By manipulating variables such as current density or concentration of metal ions in solution, manufacturers can control deposition rates and ensure uniform coatings on various objects like jewelry, automotive parts, or electronic components. The Ecell equation allows for precise control of the electroplating process, resulting in high-quality and durable products.

Environmental Monitoring:

The Ecell equation is also utilized in environmental monitoring to determine the presence and concentration of various substances. Electrochemical sensors work based on the principles of the Ecell equation to detect and measure specific analytes in air, water, or soil samples.

For example, pH sensors measure the acidity or alkalinity of a solution by measuring the potential difference between two electrodes immersed in it. Similarly, dissolved oxygen sensors use the Ecell equation to determine oxygen concentrations in aquatic environments. These sensors provide valuable data for environmental scientists and help monitor pollution levels or assess water quality.

In conclusion, the Ecell equation finds practical applications in various aspects of our everyday lives. From batteries to corrosion prevention, electroplating to environmental monitoring, this fundamental concept plays a vital role in several fields and industries.

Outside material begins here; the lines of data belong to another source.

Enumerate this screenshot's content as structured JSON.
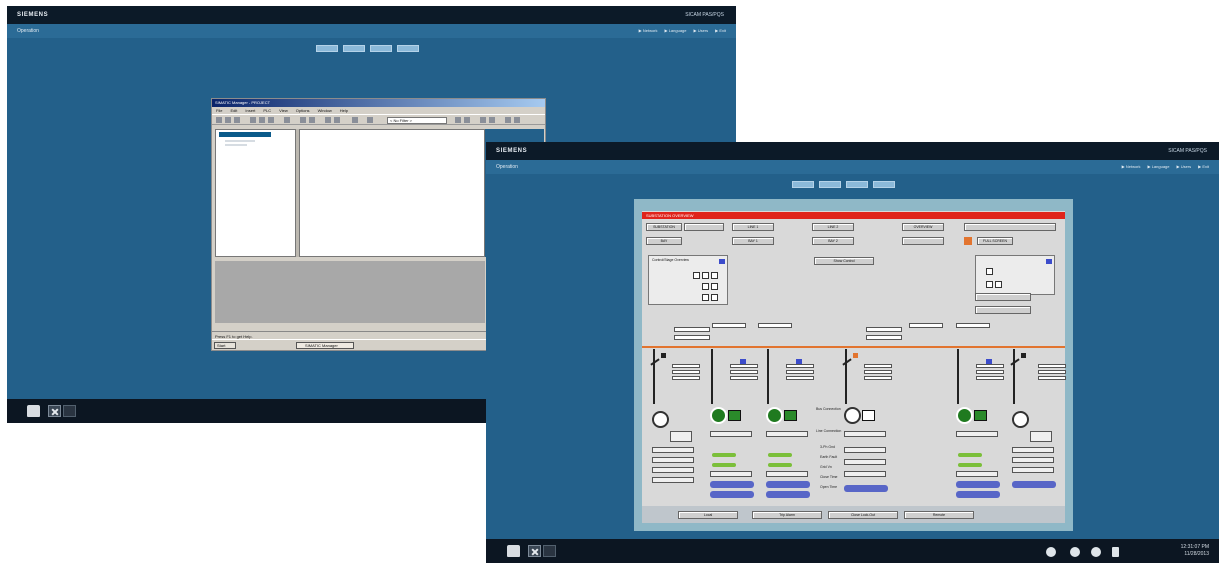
{
  "screen1": {
    "brand": "SIEMENS",
    "product": "SICAM PAS/PQS",
    "breadcrumb": "Operation",
    "header_links": [
      "▶ Network",
      "▶ Language",
      "▶ Users",
      "▶ Exit"
    ],
    "window": {
      "title": "SIMATIC Manager - PROJECT",
      "menu": [
        "File",
        "Edit",
        "Insert",
        "PLC",
        "View",
        "Options",
        "Window",
        "Help"
      ],
      "filter_select": "< No Filter >",
      "status_text": "Press F1 to get Help.",
      "start_label": "Start",
      "task_label": "SIMATIC Manager"
    },
    "taskbar_icons": [
      "folder-icon",
      "tools-icon",
      "window-icon"
    ]
  },
  "screen2": {
    "brand": "SIEMENS",
    "product": "SICAM PAS/PQS",
    "breadcrumb": "Operation",
    "header_links": [
      "▶ Network",
      "▶ Language",
      "▶ Users",
      "▶ Exit"
    ],
    "hmi": {
      "header_title": "SUBSTATION OVERVIEW",
      "top_buttons": [
        "SUBSTATION",
        "LINE 1",
        "LINE 2",
        "OVERVIEW",
        "BAY",
        "BAY 1",
        "BAY 2",
        "FULL SCREEN"
      ],
      "panel_title": "Control/Stage Overview",
      "center_button": "Show Control",
      "mid_labels": [
        "Bus Connection",
        "Line Connection",
        "3-Ph Gnd",
        "Earth Fault",
        "Grid Vn",
        "Close Time",
        "Open Time"
      ],
      "bottom_buttons": [
        "Local",
        "Trip Alarm",
        "Close Lock-Out",
        "Remote"
      ]
    },
    "taskbar_icons": [
      "folder-icon",
      "tools-icon",
      "window-icon"
    ],
    "status_icons": [
      "user-icon",
      "network-icon",
      "globe-icon",
      "sound-icon"
    ],
    "clock": {
      "time": "12:31:07 PM",
      "date": "11/28/2013"
    }
  }
}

By understanding and applying the principles of the Ecell equation, scientists and engineers continue to develop innovative solutions that enhance our technological advancements and improve our quality of life.

This text was generated using a large language model, and select text has been reviewed and moderated for purposes such as readability.